GIN index lookups are faster but GIN indices are much slower to update. So, carefully benchmark it against your workload before using it. GIN indexes are best for static kind of workload. Also, keep in mind you can use normal Btree index if your search pattern is left anchored, for example ‘abc%’. Only for search patterns that are not left anchored ‘%abc%’, you may have to go with GIN/Gist Indexes for best results as Btree indexes can’t help for such search patters.


This post provides you an overview of some of the most common issues you can run into while migrating from Oracle to RDS PostgreSQL.

If you’re looking to learn even more about the migration process, I recommend reading Migrate-your-oracle-database-to-PostgreSQL/. Also, check out our migration playbook for Oracle to Amazon Aurora migrations. The playbook is helpful and provides step-by-step instructions that you can adjust according to your migration requirements.

Follow AWS DMS best practices and the latest version of replication instance for your migration. But if you run into issues, hopefully this post might help you mitigate the issues or guide you in the right direction. If you have any questions or suggestions, please leave a comment. Good Luck!

About the Author

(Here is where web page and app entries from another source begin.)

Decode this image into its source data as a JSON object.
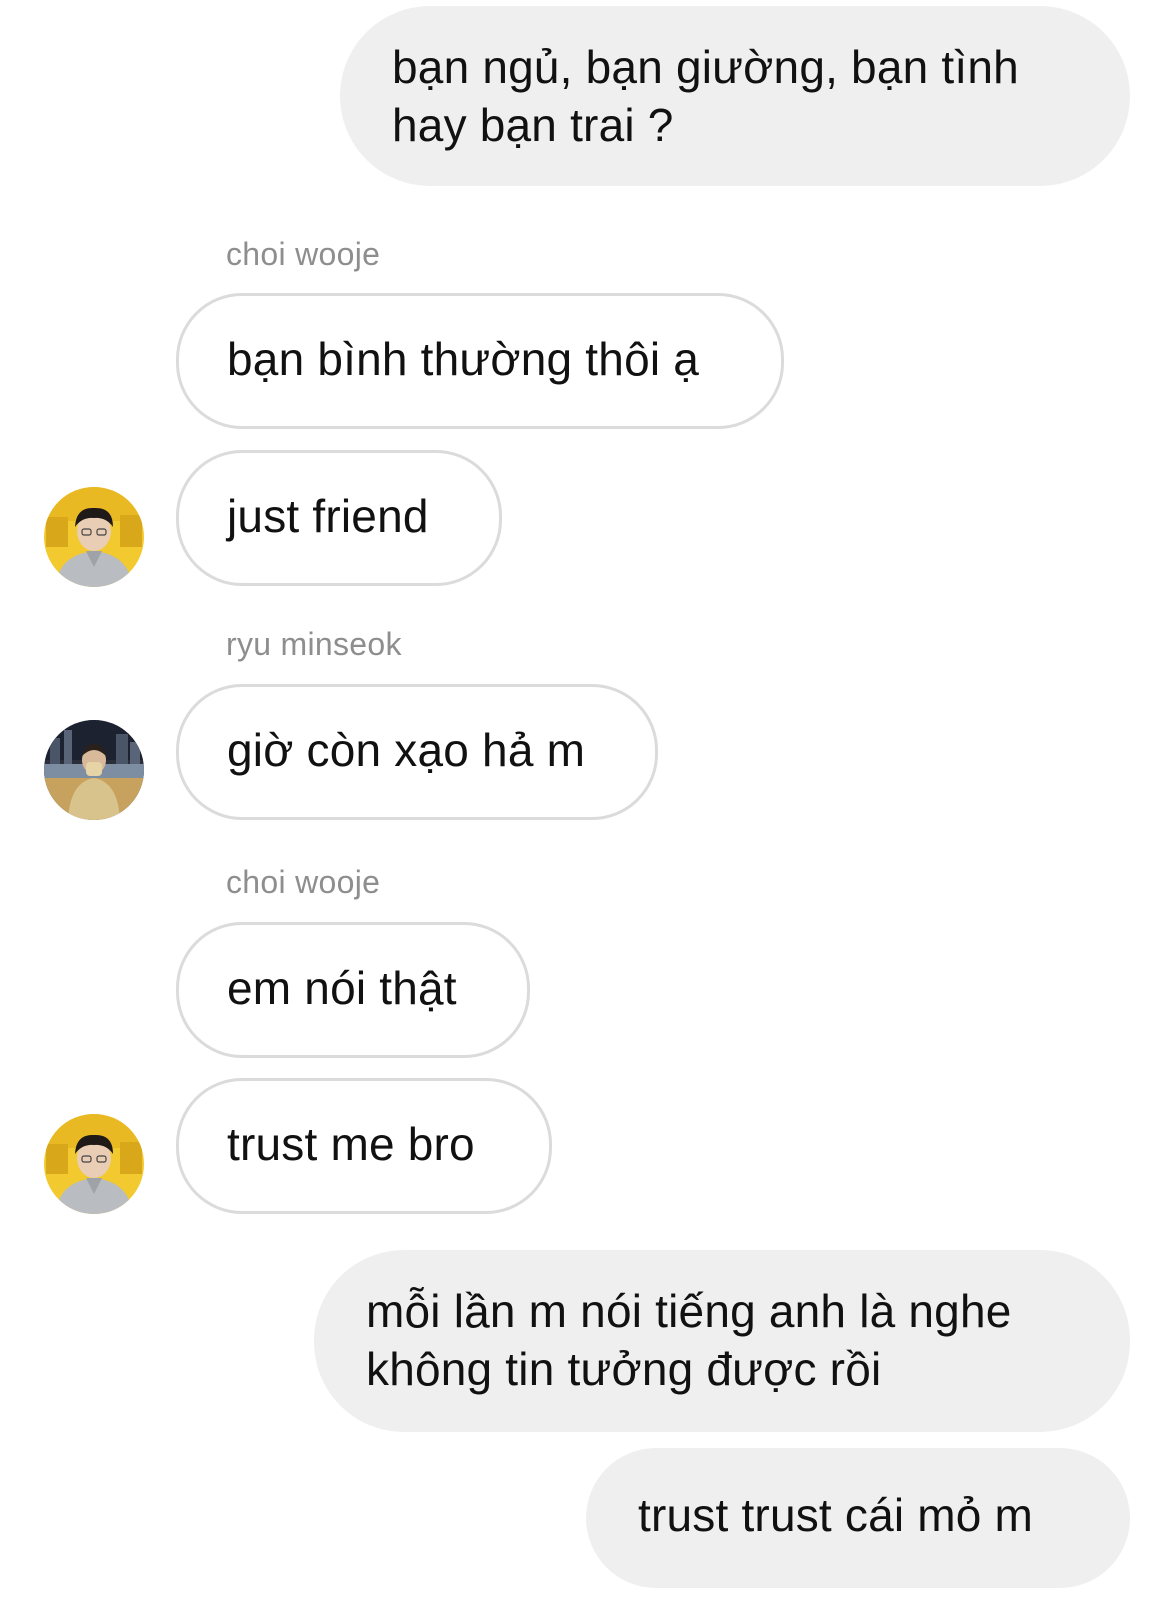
{
  "conversation": {
    "messages": [
      {
        "text": "bạn ngủ, bạn giường, bạn tình hay bạn trai ?"
      },
      {
        "text": "bạn bình thường thôi ạ"
      },
      {
        "text": "just friend"
      },
      {
        "text": "giờ còn xạo hả m"
      },
      {
        "text": "em nói thật"
      },
      {
        "text": "trust me bro"
      },
      {
        "text": "mỗi lần m nói tiếng anh là nghe không tin tưởng được rồi"
      },
      {
        "text": "trust trust cái mỏ m"
      }
    ],
    "senders": {
      "first": "choi wooje",
      "second": "ryu minseok",
      "third": "choi wooje"
    }
  },
  "avatars": {
    "wooje_icon": "avatar-photo-yellow-background",
    "minseok_icon": "avatar-photo-city-night"
  },
  "colors": {
    "outgoing_bubble": "#efefef",
    "incoming_border": "#dbdbdb",
    "sender_name": "#8e8e8e"
  }
}
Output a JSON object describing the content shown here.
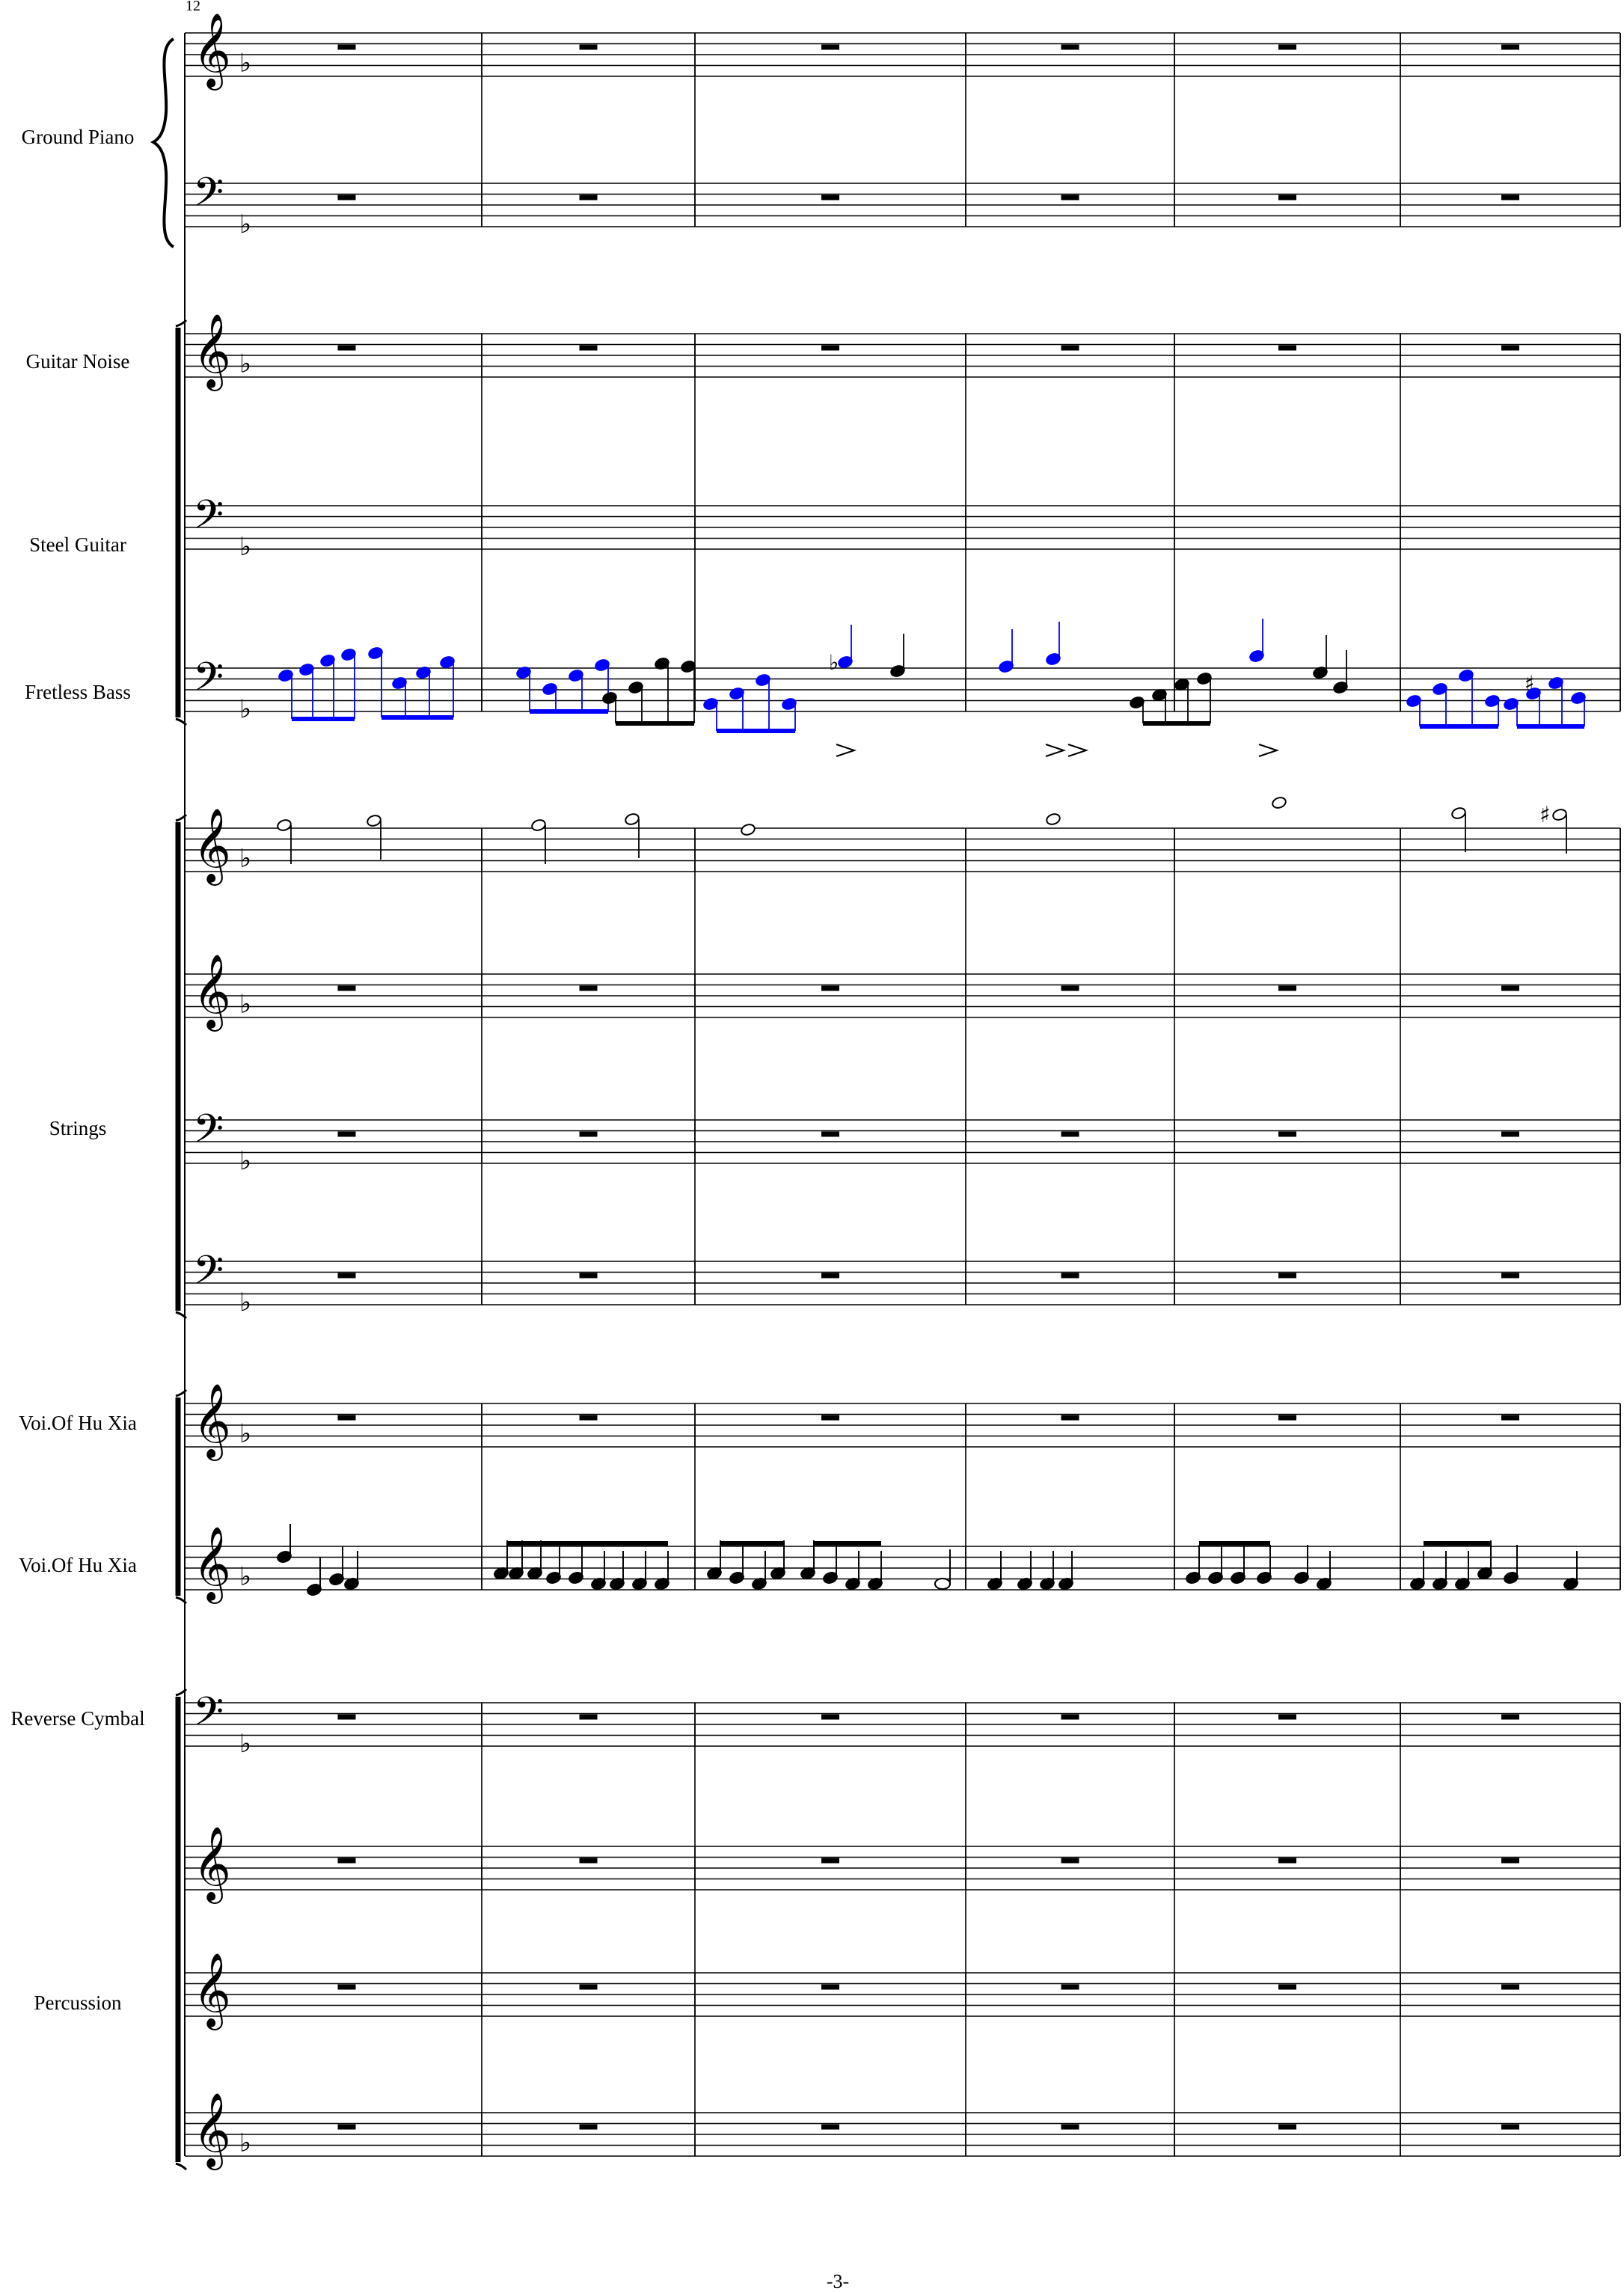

Abhinav Sarin is a Database Manager with the Big Data Technologies team at Amazon. He works with internal Amazon customers to move several services from on-prem Oracle to Aurora, RDS PostgreSQL, RDS MySQL databases.